Howards End and Maurice are works of affirmation. The Inheritance means to stand with them. Forster’s bequest to gay literature: the hopeful ending. AIDS wasn’t the tragic climax; it was the turning point. Gay history is the true inheritance. I confess I sat there old and thrilled as this handsome cast rode the wit of the dialogue and made the leaps of mood, helped mightily by the accomplished young actors’ often being in various states of undress. The theater rocked with laughter only to be on the verge of tears moments later.
Yet the social destiny of freedmen can still be a problem: Why does reward come across as wishful, as propaganda? The end of the play is almost ruined by the victory roll call of happily ever afters. The survivors in Eric’s circle all win. Leo will marry a nice guy and die at 67, older than he ever expected to get when Eric rescued him from the streets. Eric will divorce Henry, marry another man, and die at 97, surrounded by children and grandchildren who maintain the house.
The sanctity of marriage was still a churchy thing in the early 2000s when the wretched Tony Blair proposed a civil partnership law to Parliament that would have denied benefits to straight couples with children. The US Supreme Court upheld gay marriage in 2013, the celebrations providing cover for the court’s gutting of the historic Voting Rights Act the day before.

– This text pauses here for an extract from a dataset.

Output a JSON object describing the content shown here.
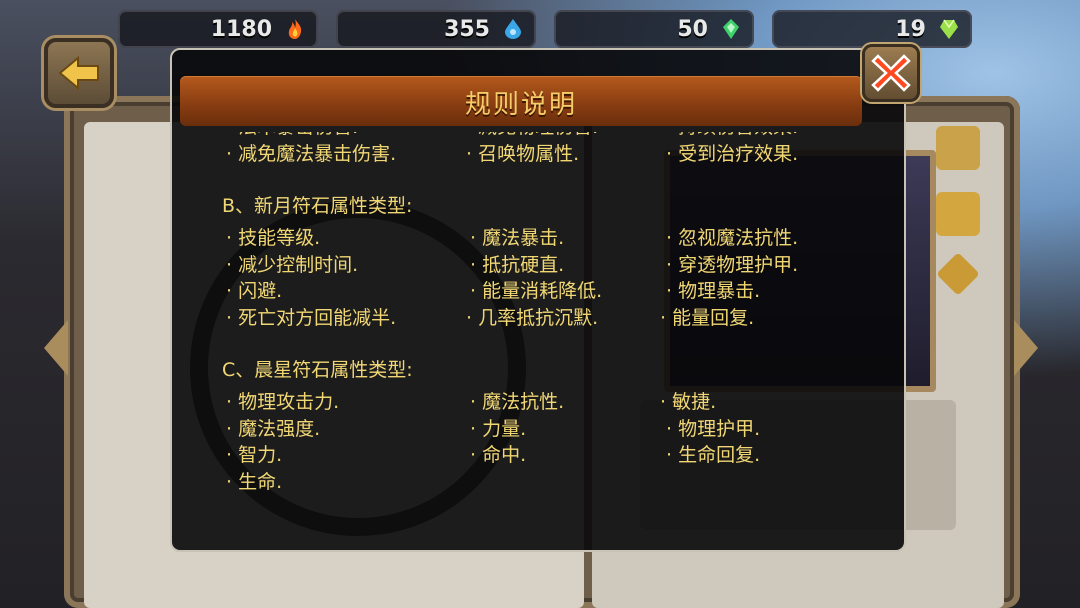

The same court said nobody has to bake us wedding cakes. Nevertheless, the right to form a marital union with another man or woman is, for me, a profound change in gay and lesbian life, and never mind that saying “gay” these days is just about as out of it as the word “Negro.” It used to be that when sons told parents they were gay, most parents assumed that meant a furtive, incomplete life. Now they know that gay doesn’t mean their children won’t be fulfilled—at least not because of that. Those Obama-era equality rallies owe something to the Reagan- and Bush-era ACT UP sit-ins.
Some black people feel black cultural authenticity can be lost through integration or assimilation. Gay people aren’t worried about gay culture as they find increasing acceptance in the mainstream. When I was young, the women’s movement and gay liberation encouraged us to be proud that we were not headed toward marriage and the suburbs. We said straight society envied us; we said the point was to change society, not join up. We wanted to be different, maybe because we could never imagine the freedom to be like everyone else. The Inheritance is a surprise. I didn’t expect to leave the theater thinking about historical perspective, self-acceptance, the obsolescence of the closet—for the lucky—and the seafarers I knew who hadn’t had the time to learn how to greet with an equal eye, as Forster put it, the deep that they were entering and the shore they had to leave.